#### WHAT THE EXERCISE ASKS:
Below are the records; locate each line with the word "weekday" and copy it.

#### RECORDS FOR THE EXERCISE:
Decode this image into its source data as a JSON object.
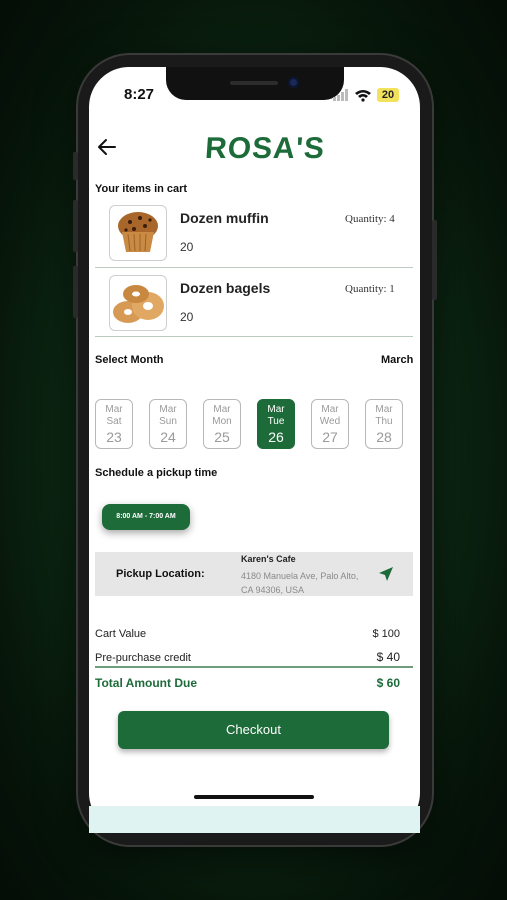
{
  "status_bar": {
    "time": "8:27",
    "battery": "20"
  },
  "header": {
    "back_icon": "arrow-left-icon",
    "brand": "ROSA'S"
  },
  "cart": {
    "title": "Your items in cart",
    "items": [
      {
        "name": "Dozen muffin",
        "price": "20",
        "quantity": "Quantity: 4",
        "image": "muffin"
      },
      {
        "name": "Dozen bagels",
        "price": "20",
        "quantity": "Quantity: 1",
        "image": "bagels"
      }
    ]
  },
  "month": {
    "label": "Select Month",
    "value": "March"
  },
  "days": [
    {
      "month": "Mar",
      "weekday": "Sat",
      "date": "23",
      "selected": false
    },
    {
      "month": "Mar",
      "weekday": "Sun",
      "date": "24",
      "selected": false
    },
    {
      "month": "Mar",
      "weekday": "Mon",
      "date": "25",
      "selected": false
    },
    {
      "month": "Mar",
      "weekday": "Tue",
      "date": "26",
      "selected": true
    },
    {
      "month": "Mar",
      "weekday": "Wed",
      "date": "27",
      "selected": false
    },
    {
      "month": "Mar",
      "weekday": "Thu",
      "date": "28",
      "selected": false
    }
  ],
  "pickup": {
    "title": "Schedule a pickup time",
    "time_slot": "8:00 AM - 7:00 AM",
    "location_label": "Pickup Location:",
    "location_name": "Karen's Cafe",
    "location_address": "4180 Manuela Ave, Palo Alto, CA 94306, USA",
    "nav_icon": "navigation-arrow-icon"
  },
  "summary": {
    "cart_value_label": "Cart Value",
    "cart_value": "$ 100",
    "credit_label": "Pre-purchase credit",
    "credit_value": "$ 40",
    "total_label": "Total Amount Due",
    "total_value": "$ 60"
  },
  "checkout_label": "Checkout",
  "colors": {
    "brand_green": "#1e6b3a",
    "background_dark": "#0d2b15"
  }
}
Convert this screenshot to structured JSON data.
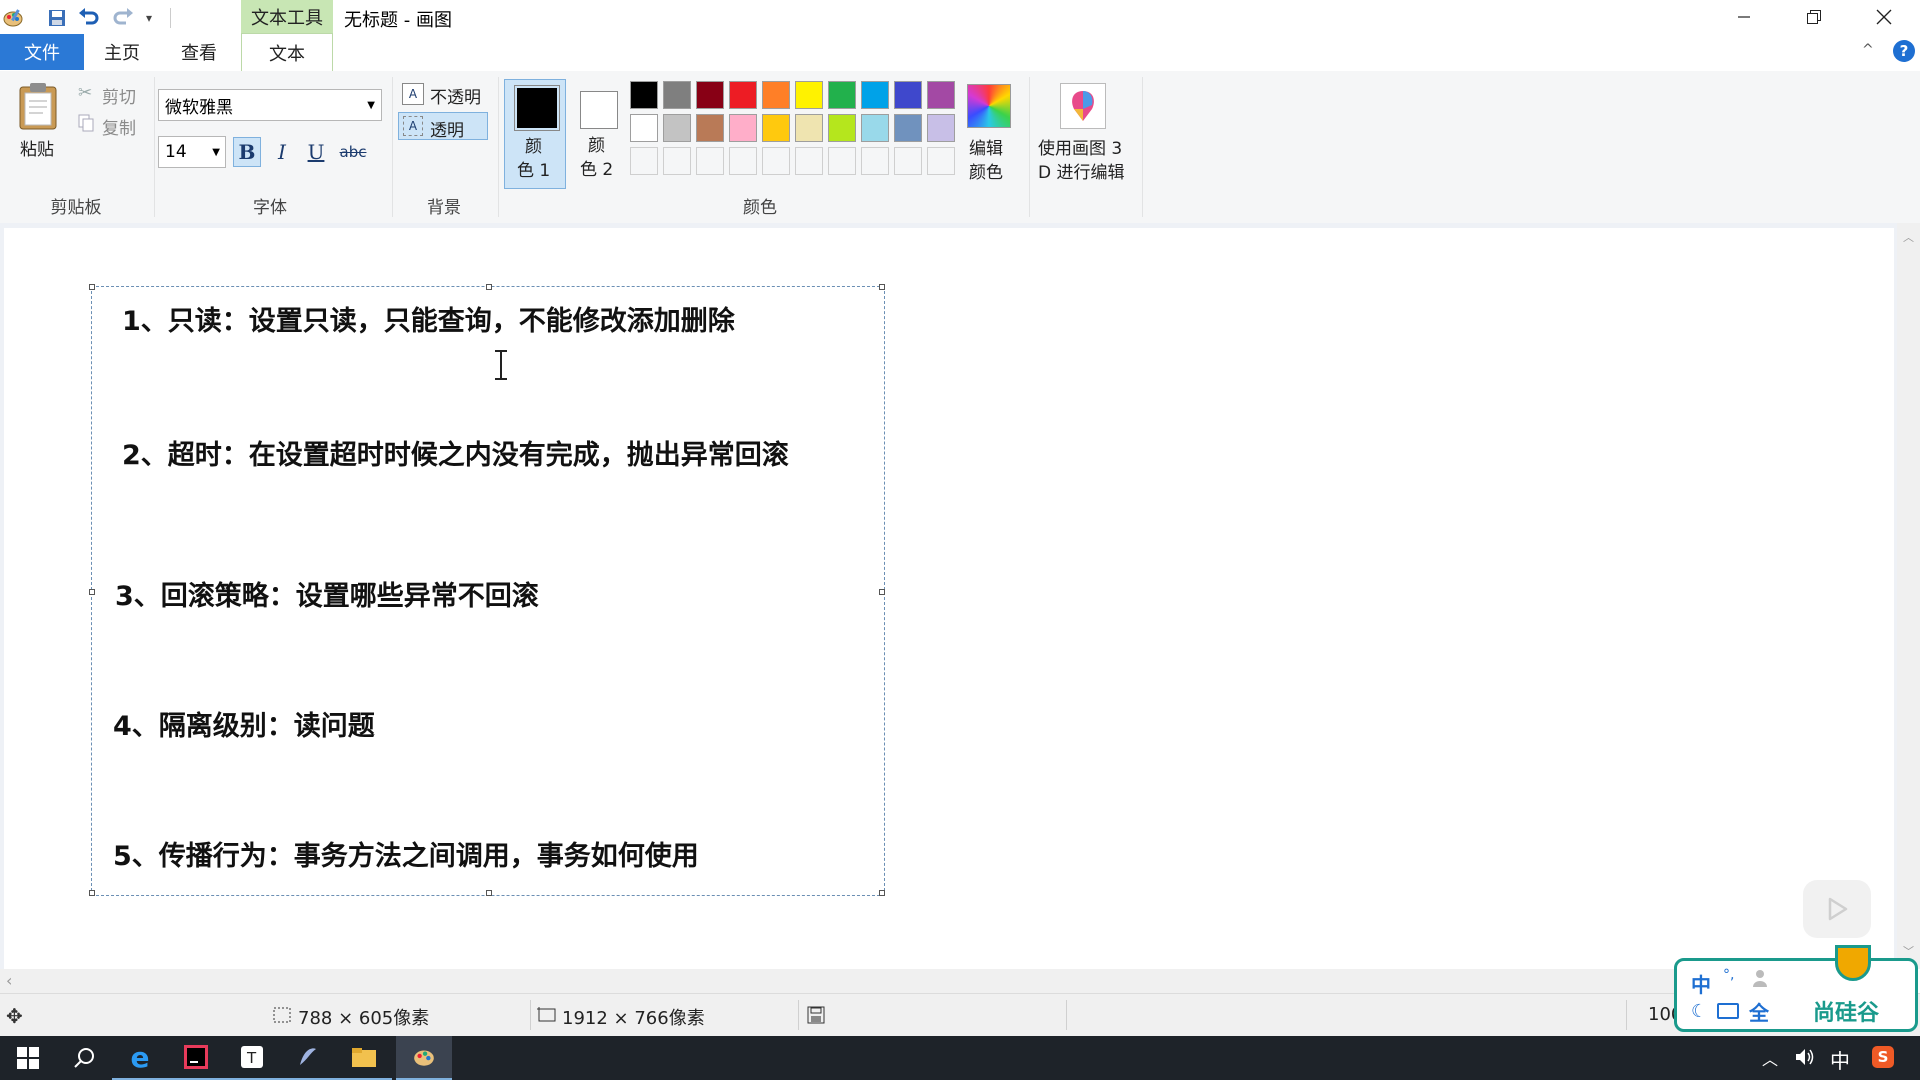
{
  "app": {
    "title": "无标题 - 画图",
    "contextual_tab_group": "文本工具"
  },
  "tabs": [
    {
      "label": "文件",
      "active": false
    },
    {
      "label": "主页",
      "active": false
    },
    {
      "label": "查看",
      "active": false
    },
    {
      "label": "文本",
      "active": true
    }
  ],
  "clipboard": {
    "paste": "粘贴",
    "cut": "剪切",
    "copy": "复制",
    "group_label": "剪贴板"
  },
  "font": {
    "family": "微软雅黑",
    "size": "14",
    "bold": "B",
    "italic": "I",
    "underline": "U",
    "strike": "abc",
    "group_label": "字体"
  },
  "background": {
    "opaque": "不透明",
    "transparent": "透明",
    "group_label": "背景"
  },
  "colors": {
    "color1_a": "颜",
    "color1_b": "色 1",
    "color2_a": "颜",
    "color2_b": "色 2",
    "edit_a": "编辑",
    "edit_b": "颜色",
    "group_label": "颜色",
    "color1_value": "#000000",
    "color2_value": "#ffffff",
    "palette_row1": [
      "#000000",
      "#7f7f7f",
      "#880015",
      "#ed1c24",
      "#ff7f27",
      "#fff200",
      "#22b14c",
      "#00a2e8",
      "#3f48cc",
      "#a349a4"
    ],
    "palette_row2": [
      "#ffffff",
      "#c3c3c3",
      "#b97a57",
      "#ffaec9",
      "#ffc90e",
      "#efe4b0",
      "#b5e61d",
      "#99d9ea",
      "#7092be",
      "#c8bfe7"
    ]
  },
  "paint3d": {
    "line1": "使用画图 3",
    "line2": "D 进行编辑"
  },
  "canvas_text": [
    "1、只读：设置只读，只能查询，不能修改添加删除",
    "2、超时：在设置超时时候之内没有完成，抛出异常回滚",
    "3、回滚策略：设置哪些异常不回滚",
    "4、隔离级别：读问题",
    "5、传播行为：事务方法之间调用，事务如何使用"
  ],
  "status": {
    "selection_size": "788 × 605像素",
    "image_size": "1912 × 766像素",
    "zoom": "100"
  },
  "ime": {
    "lang": "中",
    "brand": "尚硅谷"
  },
  "tray": {
    "lang": "中"
  }
}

#### TASK ANSWER:
      "weekday": "Sat",
      "weekday": "Sun",
      "weekday": "Mon",
      "weekday": "Tue",
      "weekday": "Wed",
      "weekday": "Thu",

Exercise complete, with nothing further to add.